A convoy of Chadian tanks and armored vehicles motored out of the capital Friday to help fight the Nigerian insurgent group Boko Haram.
The convoy left N'Djamena soon after Chad's parliament voted to send troops into nearby Cameroon, whose forces have clashed repeatedly with the militants.
Chadian journalist Michel Didama told VOA's French-to-Africa Service that he saw the convoy heading south, presumably to cross the Logone River into Cameroon. He said the soldiers seemed "excited" at the prospect of fighting the insurgents.
It was not clear if the troops will enter Boko Haram's strongholds in northeastern Nigeria.
Chad said earlier this week that it would support Cameroon, whose president, Paul Biya, had appealed for a coordinated international response to Boko Haram. Biya did not say when nor how many troops would be deployed in his Thursday announcement.
But Cameroon military spokesman Colonel Didier Badjeck said negotiations with Chad intensified after suspected Boko Haram fighters attacked Cameroonian villages from Lake Chad, which borders Nigeria, Cameroon, Chad and Niger.
Badjeck said they have been facing Boko Haram fighters who changed strategy and were constantly attacking Cameroonian villages from Lake Chad. He said the group has been demonstrating resilience — an indication that it is still receiving support. Cameroon has deployed thousands of troops to its northern border in response to the growing attacks. Earlier this week, the Cameroon military said it repelled an attempted attack on a military base in Kolofata and killed at least 143 suspected Boko Haram fighters.
Witnesses and human rights groups say the militants also burned thousands of homes in the Nigerian town of Baga and surrounding areas after driving out government soldiers on January 3.
The destruction was condemned by U.S. Secretary of State John Kerry, who said it amounted to "nothing less" than a crime against humanity.
Thousands of Baga residents fled for the Borno state capital of Maiduguri or crossed into Chadian territory over Lake Chad. The U.N. refugee agency said this week that many refugees remain stuck on islands in the lake.
Boko Haram now controls large parts of Borno state, and the insurgency has become a major issue in the re-election campaign of Nigerian President Goodluck Jonathan.
The Boko Haram threat is likely to loom large at the AU summit meetings in Addis Ababa later this month.
According to reports by Reuters, West African leaders are considering creating a military force to fight Boko Haram Islamist militants and will hold a regional summit next week to discuss the issue, Ghana's President John Mahama said on Friday.
Regional bloc ECOWAS will seek the support of the AU for its plans, said Mahama.
“Nigeria is taking military action and Cameroon is fighting Boko Haram, but I think we are increasingly getting to the point where probably a regional or a multinational force is coming into consideration,” Mahama, who currently chairs ECOWAS, told a news conference.

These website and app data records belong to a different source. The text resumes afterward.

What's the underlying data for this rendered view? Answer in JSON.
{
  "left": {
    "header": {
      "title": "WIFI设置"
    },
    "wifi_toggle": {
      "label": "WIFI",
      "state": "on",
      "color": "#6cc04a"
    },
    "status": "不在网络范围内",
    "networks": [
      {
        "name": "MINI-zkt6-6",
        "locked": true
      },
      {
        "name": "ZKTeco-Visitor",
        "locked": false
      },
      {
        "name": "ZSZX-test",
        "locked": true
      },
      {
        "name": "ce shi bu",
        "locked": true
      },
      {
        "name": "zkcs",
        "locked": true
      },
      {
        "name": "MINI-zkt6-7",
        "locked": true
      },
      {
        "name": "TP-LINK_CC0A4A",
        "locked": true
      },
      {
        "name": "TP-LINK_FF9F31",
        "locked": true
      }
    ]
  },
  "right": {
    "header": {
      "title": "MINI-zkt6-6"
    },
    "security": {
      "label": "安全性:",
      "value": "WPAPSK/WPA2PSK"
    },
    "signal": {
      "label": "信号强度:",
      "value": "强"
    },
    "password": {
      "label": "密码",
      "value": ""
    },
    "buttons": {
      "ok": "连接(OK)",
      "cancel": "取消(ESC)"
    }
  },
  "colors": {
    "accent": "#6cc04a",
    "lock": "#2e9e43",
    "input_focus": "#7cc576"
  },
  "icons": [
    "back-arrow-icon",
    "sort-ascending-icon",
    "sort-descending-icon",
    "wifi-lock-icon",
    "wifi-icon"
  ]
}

“It is what we want to discuss at the AU because, if that must happen, there must be a mandate to allow such a force to operate,” he said.
Portions of this report are from Reuters and AFP.